Tout simple parce que le SWTO est un formidable rendez-vous et l’occasion sur un week-en de rencontrer des passionnés souhaitant créer ou participer à une aventure startup.
Mon rôle va être assez simple : aider et accompagner ceux qui le souhaitent sur les questions digitales (communication, présence digital, identifier les bons relais digitaux, création de communauté, etc…).
Pour toi, c’est quoi entreprendre ?
Entreprendre c’est être capable de vivre sa passion au quotidien en sachant prendre des risques, en acceptant parfois l’échec et en sachant rebondir, garder un esprit “d’aventure” et une mentalité d’explorateur. Entreprendre c’est aussi un peu participer à la construction du monde de demain et l’occasion de devenir acteur de son propre destin.
Des conseils à donner aux participants ?
Au final des conseils assez simples : être collaboratif dans le groupe, ne pas tuer les idées d’entrée, garder un esprit d’ouverture, expérimenter rapidement, tester, se tromper, corriger, apprendre, être agile en somme.
Et surtout prendre du plaisir durant tout ce week-end.
Quelle start-up aurais-tu voulu créer ?
Beaucoup trop. Mais actuellement, si je devais choisir, je dirais “Slack”.
Une citation pour illustrer ta vision de l’entreprenariat ?
“A vaincre sans péril, on triomphe sans gloire”.
As-tu un mentor ? Et qui est-il ?
Je n’ai pas vraiment de mentor. Actuellement, je dirais que j’aime beaucoup l’approche et la philosophie de Elon Musk.
It was so beautiful in my head – the functionality, the design, the value proposition – I could basically hear people banging on my door for access to it, and clogging up my servers to download it. Then I told people about it and my bubble burst.
Somehow my explanation didn’t do justice to the amazing product I envisioned. That’s ok, I thought, I’ll draw it!
Then I wrote about it and drew prototypes – and it just wasn’t what I had envisioned. It was close – but that grandeur wasn’t there. Finally, I started building it. 6 Months later it was NO WHERE near the vision in my head, nor what I explained to people, nor what I had drawn. Yes, it was an #entrepreneurfail.

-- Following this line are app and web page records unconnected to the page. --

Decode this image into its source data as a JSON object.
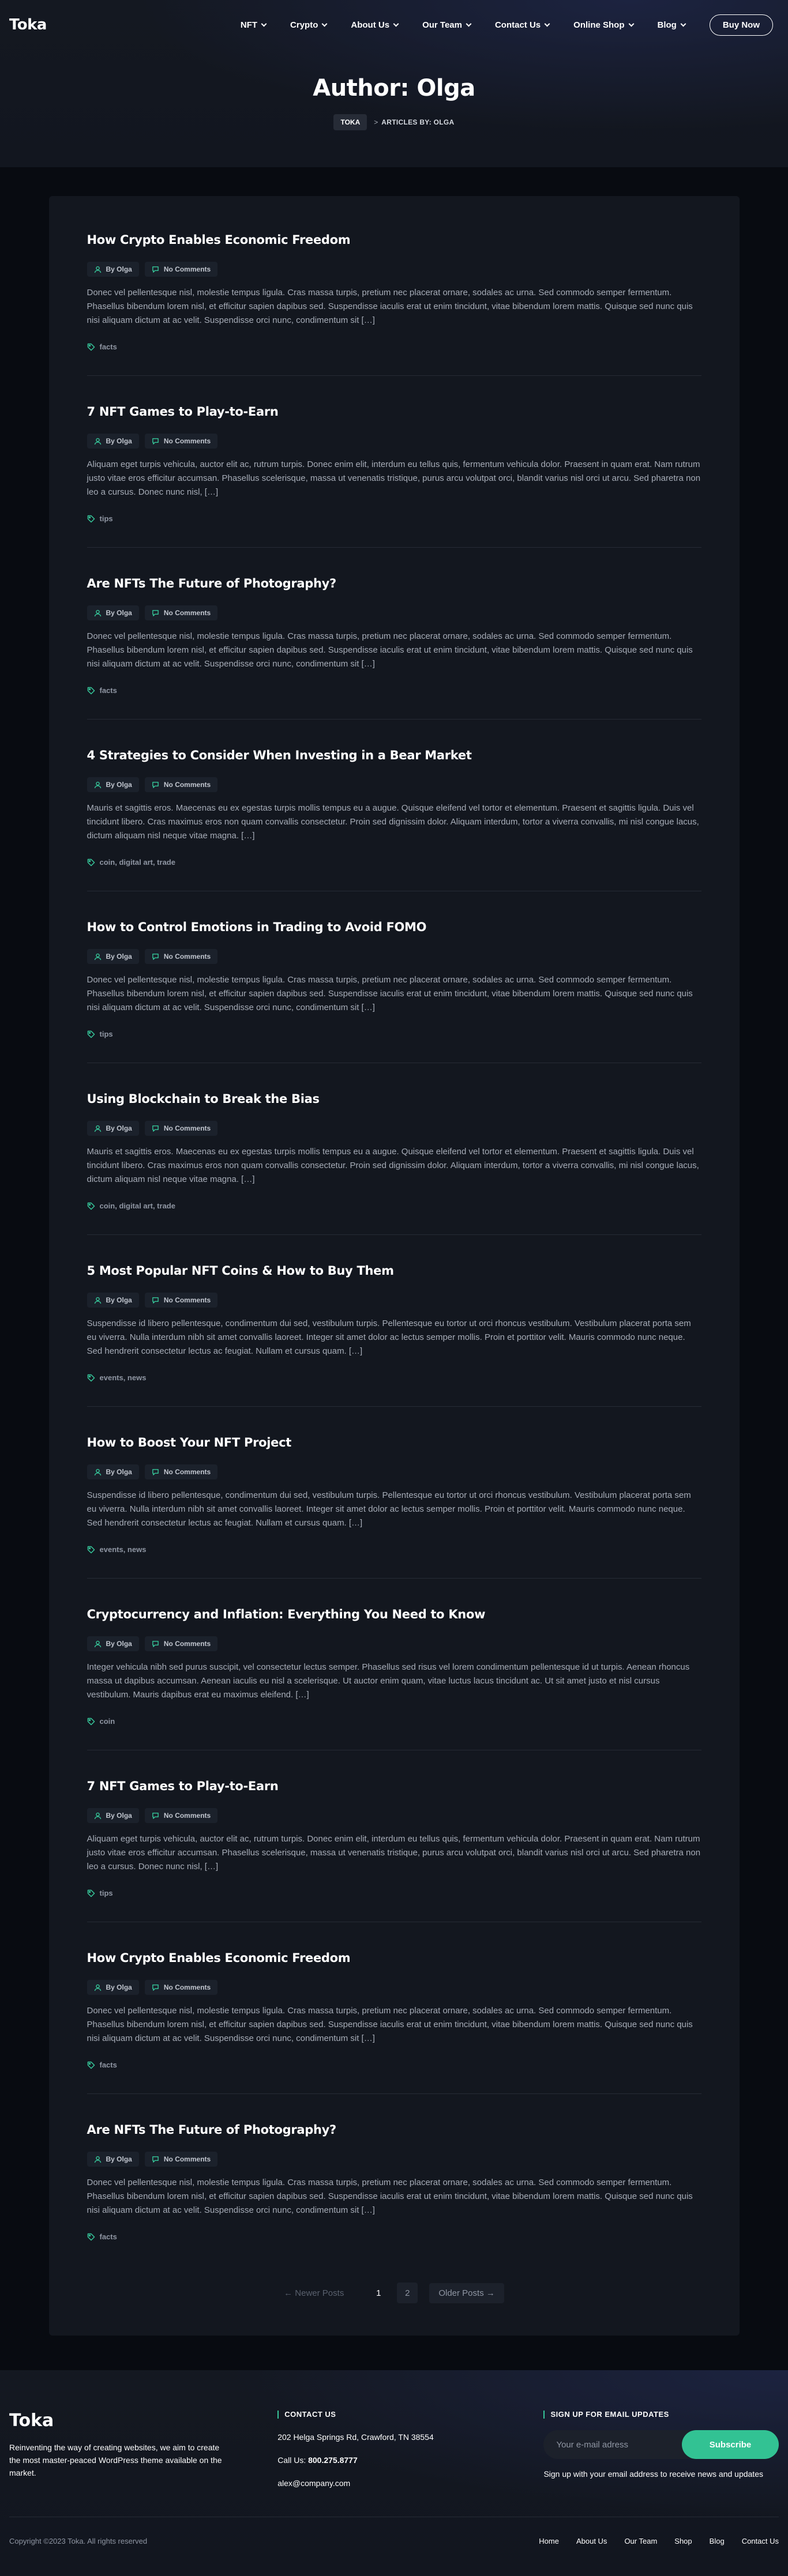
{
  "header": {
    "logo": "Toka",
    "menu": [
      {
        "label": "NFT",
        "has_dropdown": true
      },
      {
        "label": "Crypto",
        "has_dropdown": true
      },
      {
        "label": "About Us",
        "has_dropdown": true
      },
      {
        "label": "Our Team",
        "has_dropdown": true
      },
      {
        "label": "Contact Us",
        "has_dropdown": true
      },
      {
        "label": "Online Shop",
        "has_dropdown": true
      },
      {
        "label": "Blog",
        "has_dropdown": true
      }
    ],
    "buy_now": "Buy Now"
  },
  "hero": {
    "title": "Author: Olga",
    "breadcrumb_home": "TOKA",
    "breadcrumb_sep": ">",
    "breadcrumb_current": "ARTICLES BY: OLGA"
  },
  "posts": [
    {
      "title": "How Crypto Enables Economic Freedom",
      "author": "By Olga",
      "comments": "No Comments",
      "excerpt": "Donec vel pellentesque nisl, molestie tempus ligula. Cras massa turpis, pretium nec placerat ornare, sodales ac urna. Sed commodo semper fermentum. Phasellus bibendum lorem nisl, et efficitur sapien dapibus sed. Suspendisse iaculis erat ut enim tincidunt, vitae bibendum lorem mattis. Quisque sed nunc quis nisi aliquam dictum at ac velit. Suspendisse orci nunc, condimentum sit […]",
      "tags": "facts"
    },
    {
      "title": "7 NFT Games to Play-to-Earn",
      "author": "By Olga",
      "comments": "No Comments",
      "excerpt": "Aliquam eget turpis vehicula, auctor elit ac, rutrum turpis. Donec enim elit, interdum eu tellus quis, fermentum vehicula dolor. Praesent in quam erat. Nam rutrum justo vitae eros efficitur accumsan. Phasellus scelerisque, massa ut venenatis tristique, purus arcu volutpat orci, blandit varius nisl orci ut arcu. Sed pharetra non leo a cursus. Donec nunc nisl, […]",
      "tags": "tips"
    },
    {
      "title": "Are NFTs The Future of Photography?",
      "author": "By Olga",
      "comments": "No Comments",
      "excerpt": "Donec vel pellentesque nisl, molestie tempus ligula. Cras massa turpis, pretium nec placerat ornare, sodales ac urna. Sed commodo semper fermentum. Phasellus bibendum lorem nisl, et efficitur sapien dapibus sed. Suspendisse iaculis erat ut enim tincidunt, vitae bibendum lorem mattis. Quisque sed nunc quis nisi aliquam dictum at ac velit. Suspendisse orci nunc, condimentum sit […]",
      "tags": "facts"
    },
    {
      "title": "4 Strategies to Consider When Investing in a Bear Market",
      "author": "By Olga",
      "comments": "No Comments",
      "excerpt": "Mauris et sagittis eros. Maecenas eu ex egestas turpis mollis tempus eu a augue. Quisque eleifend vel tortor et elementum. Praesent et sagittis ligula. Duis vel tincidunt libero. Cras maximus eros non quam convallis consectetur. Proin sed dignissim dolor. Aliquam interdum, tortor a viverra convallis, mi nisl congue lacus, dictum aliquam nisl neque vitae magna. […]",
      "tags": "coin, digital art, trade"
    },
    {
      "title": "How to Control Emotions in Trading to Avoid FOMO",
      "author": "By Olga",
      "comments": "No Comments",
      "excerpt": "Donec vel pellentesque nisl, molestie tempus ligula. Cras massa turpis, pretium nec placerat ornare, sodales ac urna. Sed commodo semper fermentum. Phasellus bibendum lorem nisl, et efficitur sapien dapibus sed. Suspendisse iaculis erat ut enim tincidunt, vitae bibendum lorem mattis. Quisque sed nunc quis nisi aliquam dictum at ac velit. Suspendisse orci nunc, condimentum sit […]",
      "tags": "tips"
    },
    {
      "title": "Using Blockchain to Break the Bias",
      "author": "By Olga",
      "comments": "No Comments",
      "excerpt": "Mauris et sagittis eros. Maecenas eu ex egestas turpis mollis tempus eu a augue. Quisque eleifend vel tortor et elementum. Praesent et sagittis ligula. Duis vel tincidunt libero. Cras maximus eros non quam convallis consectetur. Proin sed dignissim dolor. Aliquam interdum, tortor a viverra convallis, mi nisl congue lacus, dictum aliquam nisl neque vitae magna. […]",
      "tags": "coin, digital art, trade"
    },
    {
      "title": "5 Most Popular NFT Coins & How to Buy Them",
      "author": "By Olga",
      "comments": "No Comments",
      "excerpt": "Suspendisse id libero pellentesque, condimentum dui sed, vestibulum turpis. Pellentesque eu tortor ut orci rhoncus vestibulum. Vestibulum placerat porta sem eu viverra. Nulla interdum nibh sit amet convallis laoreet. Integer sit amet dolor ac lectus semper mollis. Proin et porttitor velit. Mauris commodo nunc neque. Sed hendrerit consectetur lectus ac feugiat. Nullam et cursus quam. […]",
      "tags": "events, news"
    },
    {
      "title": "How to Boost Your NFT Project",
      "author": "By Olga",
      "comments": "No Comments",
      "excerpt": "Suspendisse id libero pellentesque, condimentum dui sed, vestibulum turpis. Pellentesque eu tortor ut orci rhoncus vestibulum. Vestibulum placerat porta sem eu viverra. Nulla interdum nibh sit amet convallis laoreet. Integer sit amet dolor ac lectus semper mollis. Proin et porttitor velit. Mauris commodo nunc neque. Sed hendrerit consectetur lectus ac feugiat. Nullam et cursus quam. […]",
      "tags": "events, news"
    },
    {
      "title": "Cryptocurrency and Inflation: Everything You Need to Know",
      "author": "By Olga",
      "comments": "No Comments",
      "excerpt": "Integer vehicula nibh sed purus suscipit, vel consectetur lectus semper. Phasellus sed risus vel lorem condimentum pellentesque id ut turpis. Aenean rhoncus massa ut dapibus accumsan. Aenean iaculis eu nisl a scelerisque. Ut auctor enim quam, vitae luctus lacus tincidunt ac. Ut sit amet justo et nisl cursus vestibulum. Mauris dapibus erat eu maximus eleifend. […]",
      "tags": "coin"
    },
    {
      "title": "7 NFT Games to Play-to-Earn",
      "author": "By Olga",
      "comments": "No Comments",
      "excerpt": "Aliquam eget turpis vehicula, auctor elit ac, rutrum turpis. Donec enim elit, interdum eu tellus quis, fermentum vehicula dolor. Praesent in quam erat. Nam rutrum justo vitae eros efficitur accumsan. Phasellus scelerisque, massa ut venenatis tristique, purus arcu volutpat orci, blandit varius nisl orci ut arcu. Sed pharetra non leo a cursus. Donec nunc nisl, […]",
      "tags": "tips"
    },
    {
      "title": "How Crypto Enables Economic Freedom",
      "author": "By Olga",
      "comments": "No Comments",
      "excerpt": "Donec vel pellentesque nisl, molestie tempus ligula. Cras massa turpis, pretium nec placerat ornare, sodales ac urna. Sed commodo semper fermentum. Phasellus bibendum lorem nisl, et efficitur sapien dapibus sed. Suspendisse iaculis erat ut enim tincidunt, vitae bibendum lorem mattis. Quisque sed nunc quis nisi aliquam dictum at ac velit. Suspendisse orci nunc, condimentum sit […]",
      "tags": "facts"
    },
    {
      "title": "Are NFTs The Future of Photography?",
      "author": "By Olga",
      "comments": "No Comments",
      "excerpt": "Donec vel pellentesque nisl, molestie tempus ligula. Cras massa turpis, pretium nec placerat ornare, sodales ac urna. Sed commodo semper fermentum. Phasellus bibendum lorem nisl, et efficitur sapien dapibus sed. Suspendisse iaculis erat ut enim tincidunt, vitae bibendum lorem mattis. Quisque sed nunc quis nisi aliquam dictum at ac velit. Suspendisse orci nunc, condimentum sit […]",
      "tags": "facts"
    }
  ],
  "pagination": {
    "prev": "← Newer Posts",
    "pages": [
      "1",
      "2"
    ],
    "current": "1",
    "next": "Older Posts →"
  },
  "footer": {
    "logo": "Toka",
    "description": "Reinventing the way of creating websites, we aim to create the most master-peaced WordPress theme available on the market.",
    "contact_heading": "CONTACT US",
    "address": "202 Helga Springs Rd, Crawford, TN 38554",
    "call_label": "Call Us: ",
    "phone": "800.275.8777",
    "email": "alex@company.com",
    "signup_heading": "SIGN UP FOR EMAIL UPDATES",
    "email_placeholder": "Your e-mail adress",
    "subscribe": "Subscribe",
    "signup_note": "Sign up with your email address to receive news and updates",
    "copyright": "Copyright ©2023 Toka. All rights reserved",
    "links": [
      "Home",
      "About Us",
      "Our Team",
      "Shop",
      "Blog",
      "Contact Us"
    ]
  },
  "colors": {
    "accent": "#32c293",
    "background": "#080b11",
    "card": "#13171f"
  },
  "icons": {
    "author": "user-icon",
    "comments": "comment-icon",
    "tags": "tag-icon"
  }
}
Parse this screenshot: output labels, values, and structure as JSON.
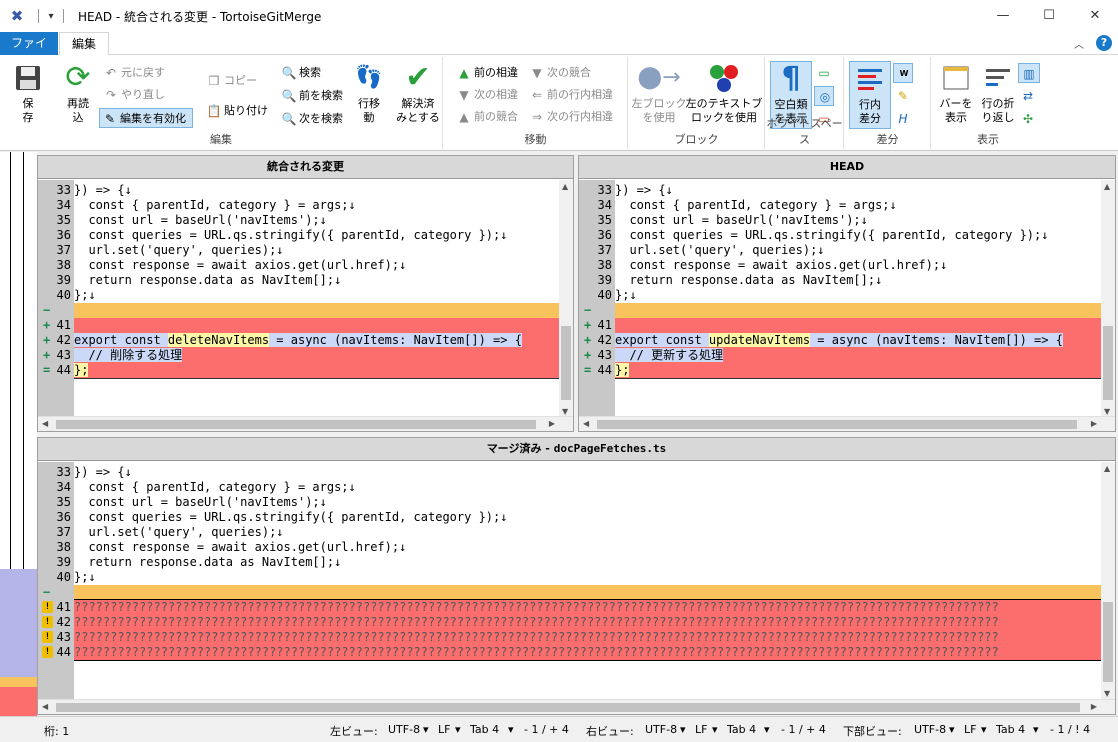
{
  "window": {
    "title": "HEAD - 統合される変更 - TortoiseGitMerge"
  },
  "tabs": {
    "file": "ファイル",
    "edit": "編集"
  },
  "ribbon": {
    "edit_group": {
      "label": "編集",
      "save": "保\n存",
      "reload": "再読\n込",
      "undo": "元に戻す",
      "redo": "やり直し",
      "enable_edit": "編集を有効化",
      "copy": "コピー",
      "paste": "貼り付け",
      "search": "検索",
      "search_prev": "前を検索",
      "search_next": "次を検索",
      "goto_line": "行移\n動",
      "resolve": "解決済\nみとする"
    },
    "move_group": {
      "label": "移動",
      "prev_diff": "前の相違",
      "next_conflict": "次の競合",
      "next_diff": "次の相違",
      "prev_line_diff": "前の行内相違",
      "prev_conflict": "前の競合",
      "next_line_diff": "次の行内相違"
    },
    "block_group": {
      "label": "ブロック",
      "use_left": "左ブロック\nを使用",
      "use_left_text": "左のテキストブ\nロックを使用"
    },
    "ws_group": {
      "label": "ホワイトスペース",
      "show_ws": "空白類\nを表示"
    },
    "diff_group": {
      "label": "差分",
      "inline": "行内\n差分"
    },
    "view_group": {
      "label": "表示",
      "show_bar": "バーを\n表示",
      "wrap": "行の折\nり返し"
    }
  },
  "panes": {
    "left": {
      "header": "統合される変更"
    },
    "right": {
      "header": "HEAD"
    },
    "bottom": {
      "header_label": "マージ済み",
      "header_sep": " - ",
      "header_file": "docPageFetches.ts"
    }
  },
  "common_lines": [
    {
      "n": "33",
      "t": "}) => {↓"
    },
    {
      "n": "34",
      "t": "  const { parentId, category } = args;↓"
    },
    {
      "n": "35",
      "t": "  const url = baseUrl('navItems');↓"
    },
    {
      "n": "36",
      "t": "  const queries = URL.qs.stringify({ parentId, category });↓"
    },
    {
      "n": "37",
      "t": "  url.set('query', queries);↓"
    },
    {
      "n": "38",
      "t": "  const response = await axios.get(url.href);↓"
    },
    {
      "n": "39",
      "t": "  return response.data as NavItem[];↓"
    },
    {
      "n": "40",
      "t": "};↓"
    }
  ],
  "left_changed": {
    "line41": "",
    "line42_pre": "export const ",
    "line42_name": "deleteNavItems",
    "line42_post": " = async (navItems: NavItem[]) => {",
    "line43": "  // 削除する処理",
    "line44": "};"
  },
  "right_changed": {
    "line42_pre": "export const ",
    "line42_name": "updateNavItems",
    "line42_post": " = async (navItems: NavItem[]) => {",
    "line43": "  // 更新する処理",
    "line44": "};"
  },
  "changed_numbers": [
    "41",
    "42",
    "43",
    "44"
  ],
  "conflict_text": "????????????????????????????????????????????????????????????????????????????????????????????????????????????????????????????????",
  "status": {
    "col": "桁: 1",
    "left_view": "左ビュー:",
    "right_view": "右ビュー:",
    "bottom_view": "下部ビュー:",
    "enc": "UTF-8",
    "eol": "LF",
    "tab": "Tab 4",
    "left_count": "- 1 / + 4",
    "right_count": "- 1 / + 4",
    "bottom_count": "- 1 / ! 4"
  },
  "colors": {
    "accent": "#1979ca",
    "added": "#fc6e6e",
    "empty": "#f8c25c"
  }
}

The Morals of this Story
Firstly, entrepreneurs must have a vision, but you have to build from the ground up. You have to create simple ideas in your head and then grow them into reality to eventually become that vision. That’s why the idea of a minimally viable product (MVP) is so compelling. It forces you to remove all the bells and whistles and create a basic product to test all the consumption assumptions before wasting time.
As Tim Minchin attested in a recent graduation address:
“Just be aware that the next worthy pursuit will probably appear in your periphery. Which is why you should be careful of long-term dreams. If you focus too far in front of you, you won’t see the shiny thing out the corner of your eye.”
The other moral of the story is that entrepreneurs often overlook the importance of crystal clear communication. Each thought, word, piece of writing, sketch, bit of code, and prototype all must have cohesion, otherwise it is very confusing for potential customers. The best way to ensure consistency is to simplify and focus your thoughts to one concept, shaving the unnecessary pieces, and then sharing that concisely.
Have you fallen into this trap? Do your words match your vision, or are you disappointed with the translation? Let us know about it in the comments below.
This was originally created by Kriti Vichare for #entrepreneurfail: Startup Success.